Copy the data below. Keep every line exactly as it is.

++++

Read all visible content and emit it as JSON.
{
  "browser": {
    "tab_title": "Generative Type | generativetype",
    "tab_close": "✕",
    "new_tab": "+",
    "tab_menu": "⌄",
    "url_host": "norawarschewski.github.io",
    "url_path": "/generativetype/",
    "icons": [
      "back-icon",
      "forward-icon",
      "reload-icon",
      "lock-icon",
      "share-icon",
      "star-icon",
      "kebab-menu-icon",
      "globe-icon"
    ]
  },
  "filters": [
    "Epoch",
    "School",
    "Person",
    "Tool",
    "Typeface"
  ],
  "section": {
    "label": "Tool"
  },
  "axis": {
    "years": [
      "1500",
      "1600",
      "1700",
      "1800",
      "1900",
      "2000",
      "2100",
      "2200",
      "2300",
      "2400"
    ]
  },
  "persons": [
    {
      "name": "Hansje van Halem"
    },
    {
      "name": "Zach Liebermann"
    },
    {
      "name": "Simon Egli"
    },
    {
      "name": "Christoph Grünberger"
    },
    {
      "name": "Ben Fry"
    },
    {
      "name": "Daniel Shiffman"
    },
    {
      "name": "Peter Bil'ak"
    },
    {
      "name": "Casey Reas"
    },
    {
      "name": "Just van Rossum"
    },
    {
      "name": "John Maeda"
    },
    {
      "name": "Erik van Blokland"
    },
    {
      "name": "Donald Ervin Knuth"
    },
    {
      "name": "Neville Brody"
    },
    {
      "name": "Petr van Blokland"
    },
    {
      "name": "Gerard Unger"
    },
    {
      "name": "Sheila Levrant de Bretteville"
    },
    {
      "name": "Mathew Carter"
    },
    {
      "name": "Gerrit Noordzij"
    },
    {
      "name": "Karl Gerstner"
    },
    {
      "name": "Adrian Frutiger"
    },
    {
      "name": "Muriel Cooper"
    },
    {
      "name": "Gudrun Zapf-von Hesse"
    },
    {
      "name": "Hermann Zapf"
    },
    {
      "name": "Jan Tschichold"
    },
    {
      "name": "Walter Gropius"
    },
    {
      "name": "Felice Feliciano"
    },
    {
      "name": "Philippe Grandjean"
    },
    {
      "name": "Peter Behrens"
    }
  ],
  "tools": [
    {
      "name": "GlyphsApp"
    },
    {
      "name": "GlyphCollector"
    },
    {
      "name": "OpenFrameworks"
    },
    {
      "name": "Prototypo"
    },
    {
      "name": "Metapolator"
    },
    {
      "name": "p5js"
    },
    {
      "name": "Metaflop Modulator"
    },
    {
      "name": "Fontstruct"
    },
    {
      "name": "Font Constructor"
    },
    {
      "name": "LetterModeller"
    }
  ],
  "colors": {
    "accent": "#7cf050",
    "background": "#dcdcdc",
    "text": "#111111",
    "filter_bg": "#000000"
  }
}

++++

Exercise solution:
Read all visible content and emit it as JSON.
{
  "browser": {
    "tab_title": "Generative Type | generativetype",
    "tab_close": "✕",
    "new_tab": "+",
    "tab_menu": "⌄",
    "url_host": "norawarschewski.github.io",
    "url_path": "/generativetype/",
    "icons": [
      "back-icon",
      "forward-icon",
      "reload-icon",
      "lock-icon",
      "share-icon",
      "star-icon",
      "kebab-menu-icon",
      "globe-icon"
    ]
  },
  "filters": [
    "Epoch",
    "School",
    "Person",
    "Tool",
    "Typeface"
  ],
  "section": {
    "label": "Tool"
  },
  "axis": {
    "years": [
      "1500",
      "1600",
      "1700",
      "1800",
      "1900",
      "2000",
      "2100",
      "2200",
      "2300",
      "2400"
    ]
  },
  "persons": [
    {
      "name": "Hansje van Halem"
    },
    {
      "name": "Zach Liebermann"
    },
    {
      "name": "Simon Egli"
    },
    {
      "name": "Christoph Grünberger"
    },
    {
      "name": "Ben Fry"
    },
    {
      "name": "Daniel Shiffman"
    },
    {
      "name": "Peter Bil'ak"
    },
    {
      "name": "Casey Reas"
    },
    {
      "name": "Just van Rossum"
    },
    {
      "name": "John Maeda"
    },
    {
      "name": "Erik van Blokland"
    },
    {
      "name": "Donald Ervin Knuth"
    },
    {
      "name": "Neville Brody"
    },
    {
      "name": "Petr van Blokland"
    },
    {
      "name": "Gerard Unger"
    },
    {
      "name": "Sheila Levrant de Bretteville"
    },
    {
      "name": "Mathew Carter"
    },
    {
      "name": "Gerrit Noordzij"
    },
    {
      "name": "Karl Gerstner"
    },
    {
      "name": "Adrian Frutiger"
    },
    {
      "name": "Muriel Cooper"
    },
    {
      "name": "Gudrun Zapf-von Hesse"
    },
    {
      "name": "Hermann Zapf"
    },
    {
      "name": "Jan Tschichold"
    },
    {
      "name": "Walter Gropius"
    },
    {
      "name": "Felice Feliciano"
    },
    {
      "name": "Philippe Grandjean"
    },
    {
      "name": "Peter Behrens"
    }
  ],
  "tools": [
    {
      "name": "GlyphsApp"
    },
    {
      "name": "GlyphCollector"
    },
    {
      "name": "OpenFrameworks"
    },
    {
      "name": "Prototypo"
    },
    {
      "name": "Metapolator"
    },
    {
      "name": "p5js"
    },
    {
      "name": "Metaflop Modulator"
    },
    {
      "name": "Fontstruct"
    },
    {
      "name": "Font Constructor"
    },
    {
      "name": "LetterModeller"
    }
  ],
  "colors": {
    "accent": "#7cf050",
    "background": "#dcdcdc",
    "text": "#111111",
    "filter_bg": "#000000"
  }
}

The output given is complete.